**Task to complete:** The whole listing, exactly as given: write it out, leaving out each image.

*** Opening Available data ***

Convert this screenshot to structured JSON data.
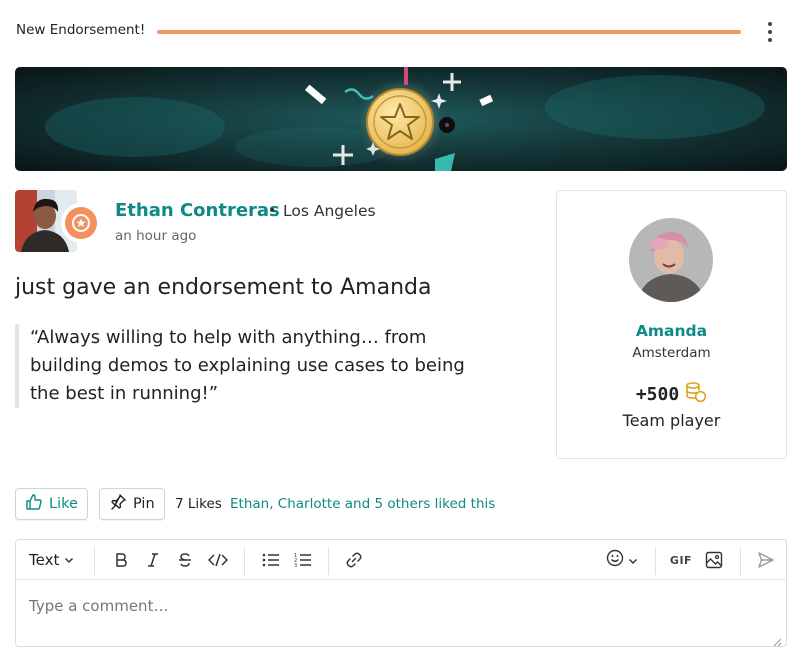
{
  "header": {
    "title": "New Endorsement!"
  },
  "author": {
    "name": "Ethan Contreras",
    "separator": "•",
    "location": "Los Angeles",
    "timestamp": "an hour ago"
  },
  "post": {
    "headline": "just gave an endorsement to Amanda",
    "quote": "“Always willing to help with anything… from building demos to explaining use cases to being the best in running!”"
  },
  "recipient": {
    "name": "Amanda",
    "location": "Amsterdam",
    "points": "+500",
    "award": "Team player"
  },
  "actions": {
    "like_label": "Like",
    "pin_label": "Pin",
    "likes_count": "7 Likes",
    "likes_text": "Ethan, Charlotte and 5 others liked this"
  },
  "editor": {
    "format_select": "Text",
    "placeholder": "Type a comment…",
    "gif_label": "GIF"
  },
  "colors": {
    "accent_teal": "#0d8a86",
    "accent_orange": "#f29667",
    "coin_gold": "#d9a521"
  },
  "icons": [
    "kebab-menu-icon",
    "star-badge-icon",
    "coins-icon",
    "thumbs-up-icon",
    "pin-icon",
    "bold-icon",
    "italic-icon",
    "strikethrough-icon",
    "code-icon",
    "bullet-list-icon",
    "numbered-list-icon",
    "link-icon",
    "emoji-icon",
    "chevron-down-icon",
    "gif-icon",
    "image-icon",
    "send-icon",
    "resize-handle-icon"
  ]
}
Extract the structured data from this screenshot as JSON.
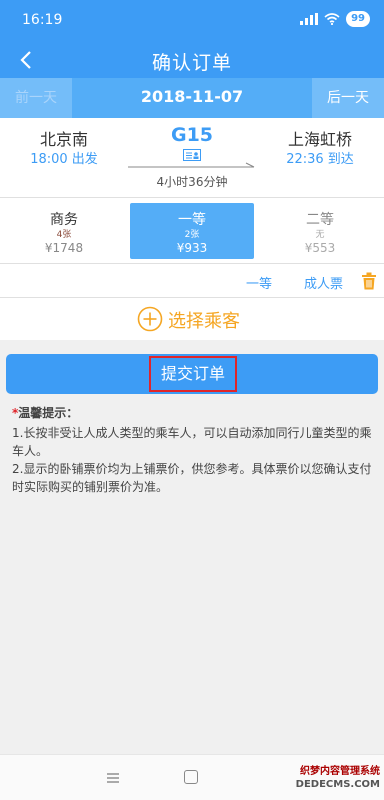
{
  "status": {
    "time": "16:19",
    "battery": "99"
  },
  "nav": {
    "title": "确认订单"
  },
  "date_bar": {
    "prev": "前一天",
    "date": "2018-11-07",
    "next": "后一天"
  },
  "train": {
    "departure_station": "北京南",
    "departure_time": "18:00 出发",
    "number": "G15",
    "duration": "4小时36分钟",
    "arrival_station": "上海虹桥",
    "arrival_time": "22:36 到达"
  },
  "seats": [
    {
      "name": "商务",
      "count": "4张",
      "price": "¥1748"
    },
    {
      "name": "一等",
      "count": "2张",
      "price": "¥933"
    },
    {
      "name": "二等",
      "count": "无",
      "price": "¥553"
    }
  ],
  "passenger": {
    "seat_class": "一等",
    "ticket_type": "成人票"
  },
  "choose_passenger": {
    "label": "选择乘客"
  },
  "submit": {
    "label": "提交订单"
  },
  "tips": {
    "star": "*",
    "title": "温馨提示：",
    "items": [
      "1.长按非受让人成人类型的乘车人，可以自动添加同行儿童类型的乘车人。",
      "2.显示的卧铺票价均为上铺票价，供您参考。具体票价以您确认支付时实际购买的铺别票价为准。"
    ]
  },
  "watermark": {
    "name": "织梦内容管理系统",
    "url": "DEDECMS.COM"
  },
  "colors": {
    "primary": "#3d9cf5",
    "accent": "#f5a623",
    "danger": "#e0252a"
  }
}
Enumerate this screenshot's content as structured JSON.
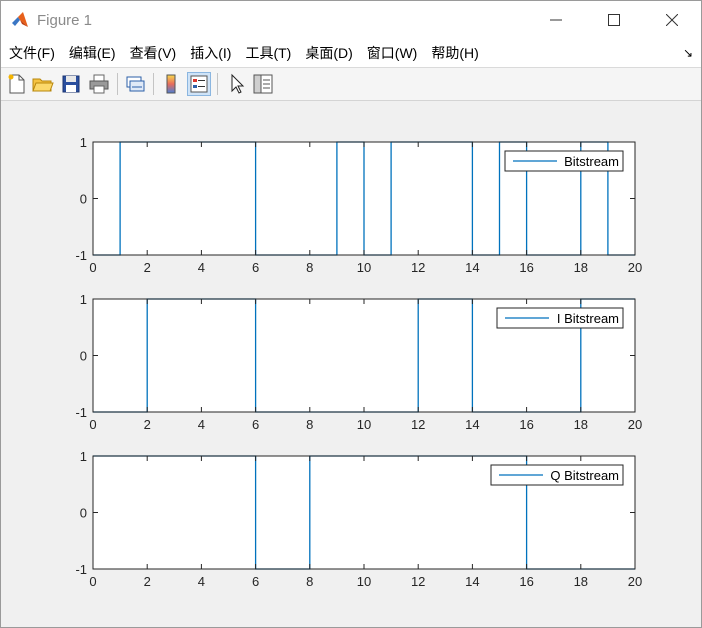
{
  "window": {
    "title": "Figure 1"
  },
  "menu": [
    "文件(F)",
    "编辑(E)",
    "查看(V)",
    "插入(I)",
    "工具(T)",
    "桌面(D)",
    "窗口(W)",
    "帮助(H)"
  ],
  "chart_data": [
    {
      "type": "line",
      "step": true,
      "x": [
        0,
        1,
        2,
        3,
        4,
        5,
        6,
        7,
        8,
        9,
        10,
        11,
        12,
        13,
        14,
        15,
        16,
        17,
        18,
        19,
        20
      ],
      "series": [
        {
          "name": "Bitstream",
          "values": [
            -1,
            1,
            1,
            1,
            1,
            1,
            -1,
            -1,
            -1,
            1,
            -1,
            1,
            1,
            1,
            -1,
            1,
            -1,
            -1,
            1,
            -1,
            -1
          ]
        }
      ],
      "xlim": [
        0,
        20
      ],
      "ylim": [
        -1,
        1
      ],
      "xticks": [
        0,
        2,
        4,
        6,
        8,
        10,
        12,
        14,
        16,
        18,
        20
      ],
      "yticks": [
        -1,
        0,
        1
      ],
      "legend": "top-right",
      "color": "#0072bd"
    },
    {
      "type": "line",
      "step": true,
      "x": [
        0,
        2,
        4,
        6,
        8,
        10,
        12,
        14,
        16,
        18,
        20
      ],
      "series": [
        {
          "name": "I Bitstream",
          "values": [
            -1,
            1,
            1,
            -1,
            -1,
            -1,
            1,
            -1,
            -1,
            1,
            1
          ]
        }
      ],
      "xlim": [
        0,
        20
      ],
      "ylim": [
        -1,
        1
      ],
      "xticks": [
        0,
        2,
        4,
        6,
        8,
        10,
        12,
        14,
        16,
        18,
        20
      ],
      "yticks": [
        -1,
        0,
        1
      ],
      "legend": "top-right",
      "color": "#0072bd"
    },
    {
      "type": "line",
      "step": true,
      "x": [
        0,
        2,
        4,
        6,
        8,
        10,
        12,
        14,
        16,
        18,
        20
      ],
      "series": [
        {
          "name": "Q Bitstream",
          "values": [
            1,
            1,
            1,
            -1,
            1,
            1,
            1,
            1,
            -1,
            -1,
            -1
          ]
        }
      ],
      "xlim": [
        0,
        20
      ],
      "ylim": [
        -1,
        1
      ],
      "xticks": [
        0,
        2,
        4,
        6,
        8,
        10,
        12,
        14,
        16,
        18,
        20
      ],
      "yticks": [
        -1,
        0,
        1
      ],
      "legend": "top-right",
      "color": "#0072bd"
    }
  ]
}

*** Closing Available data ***

**Solution:**
Convert this screenshot to structured JSON data.
{
  "header": {
    "title": "New Endorsement!"
  },
  "author": {
    "name": "Ethan Contreras",
    "separator": "•",
    "location": "Los Angeles",
    "timestamp": "an hour ago"
  },
  "post": {
    "headline": "just gave an endorsement to Amanda",
    "quote": "“Always willing to help with anything… from building demos to explaining use cases to being the best in running!”"
  },
  "recipient": {
    "name": "Amanda",
    "location": "Amsterdam",
    "points": "+500",
    "award": "Team player"
  },
  "actions": {
    "like_label": "Like",
    "pin_label": "Pin",
    "likes_count": "7 Likes",
    "likes_text": "Ethan, Charlotte and 5 others liked this"
  },
  "editor": {
    "format_select": "Text",
    "placeholder": "Type a comment…",
    "gif_label": "GIF"
  },
  "colors": {
    "accent_teal": "#0d8a86",
    "accent_orange": "#f29667",
    "coin_gold": "#d9a521"
  },
  "icons": [
    "kebab-menu-icon",
    "star-badge-icon",
    "coins-icon",
    "thumbs-up-icon",
    "pin-icon",
    "bold-icon",
    "italic-icon",
    "strikethrough-icon",
    "code-icon",
    "bullet-list-icon",
    "numbered-list-icon",
    "link-icon",
    "emoji-icon",
    "chevron-down-icon",
    "gif-icon",
    "image-icon",
    "send-icon",
    "resize-handle-icon"
  ]
}
Extract the structured data from this screenshot as JSON.
{
  "status": {
    "time": "16:19",
    "battery": "99"
  },
  "nav": {
    "title": "确认订单"
  },
  "date_bar": {
    "prev": "前一天",
    "date": "2018-11-07",
    "next": "后一天"
  },
  "train": {
    "departure_station": "北京南",
    "departure_time": "18:00 出发",
    "number": "G15",
    "duration": "4小时36分钟",
    "arrival_station": "上海虹桥",
    "arrival_time": "22:36 到达"
  },
  "seats": [
    {
      "name": "商务",
      "count": "4张",
      "price": "¥1748"
    },
    {
      "name": "一等",
      "count": "2张",
      "price": "¥933"
    },
    {
      "name": "二等",
      "count": "无",
      "price": "¥553"
    }
  ],
  "passenger": {
    "seat_class": "一等",
    "ticket_type": "成人票"
  },
  "choose_passenger": {
    "label": "选择乘客"
  },
  "submit": {
    "label": "提交订单"
  },
  "tips": {
    "star": "*",
    "title": "温馨提示：",
    "items": [
      "1.长按非受让人成人类型的乘车人，可以自动添加同行儿童类型的乘车人。",
      "2.显示的卧铺票价均为上铺票价，供您参考。具体票价以您确认支付时实际购买的铺别票价为准。"
    ]
  },
  "watermark": {
    "name": "织梦内容管理系统",
    "url": "DEDECMS.COM"
  },
  "colors": {
    "primary": "#3d9cf5",
    "accent": "#f5a623",
    "danger": "#e0252a"
  }
}
Enumerate this screenshot's content as structured JSON.
{
  "window": {
    "title": "Figure 1"
  },
  "menu": [
    "文件(F)",
    "编辑(E)",
    "查看(V)",
    "插入(I)",
    "工具(T)",
    "桌面(D)",
    "窗口(W)",
    "帮助(H)"
  ],
  "chart_data": [
    {
      "type": "line",
      "step": true,
      "x": [
        0,
        1,
        2,
        3,
        4,
        5,
        6,
        7,
        8,
        9,
        10,
        11,
        12,
        13,
        14,
        15,
        16,
        17,
        18,
        19,
        20
      ],
      "series": [
        {
          "name": "Bitstream",
          "values": [
            -1,
            1,
            1,
            1,
            1,
            1,
            -1,
            -1,
            -1,
            1,
            -1,
            1,
            1,
            1,
            -1,
            1,
            -1,
            -1,
            1,
            -1,
            -1
          ]
        }
      ],
      "xlim": [
        0,
        20
      ],
      "ylim": [
        -1,
        1
      ],
      "xticks": [
        0,
        2,
        4,
        6,
        8,
        10,
        12,
        14,
        16,
        18,
        20
      ],
      "yticks": [
        -1,
        0,
        1
      ],
      "legend": "top-right",
      "color": "#0072bd"
    },
    {
      "type": "line",
      "step": true,
      "x": [
        0,
        2,
        4,
        6,
        8,
        10,
        12,
        14,
        16,
        18,
        20
      ],
      "series": [
        {
          "name": "I Bitstream",
          "values": [
            -1,
            1,
            1,
            -1,
            -1,
            -1,
            1,
            -1,
            -1,
            1,
            1
          ]
        }
      ],
      "xlim": [
        0,
        20
      ],
      "ylim": [
        -1,
        1
      ],
      "xticks": [
        0,
        2,
        4,
        6,
        8,
        10,
        12,
        14,
        16,
        18,
        20
      ],
      "yticks": [
        -1,
        0,
        1
      ],
      "legend": "top-right",
      "color": "#0072bd"
    },
    {
      "type": "line",
      "step": true,
      "x": [
        0,
        2,
        4,
        6,
        8,
        10,
        12,
        14,
        16,
        18,
        20
      ],
      "series": [
        {
          "name": "Q Bitstream",
          "values": [
            1,
            1,
            1,
            -1,
            1,
            1,
            1,
            1,
            -1,
            -1,
            -1
          ]
        }
      ],
      "xlim": [
        0,
        20
      ],
      "ylim": [
        -1,
        1
      ],
      "xticks": [
        0,
        2,
        4,
        6,
        8,
        10,
        12,
        14,
        16,
        18,
        20
      ],
      "yticks": [
        -1,
        0,
        1
      ],
      "legend": "top-right",
      "color": "#0072bd"
    }
  ]
}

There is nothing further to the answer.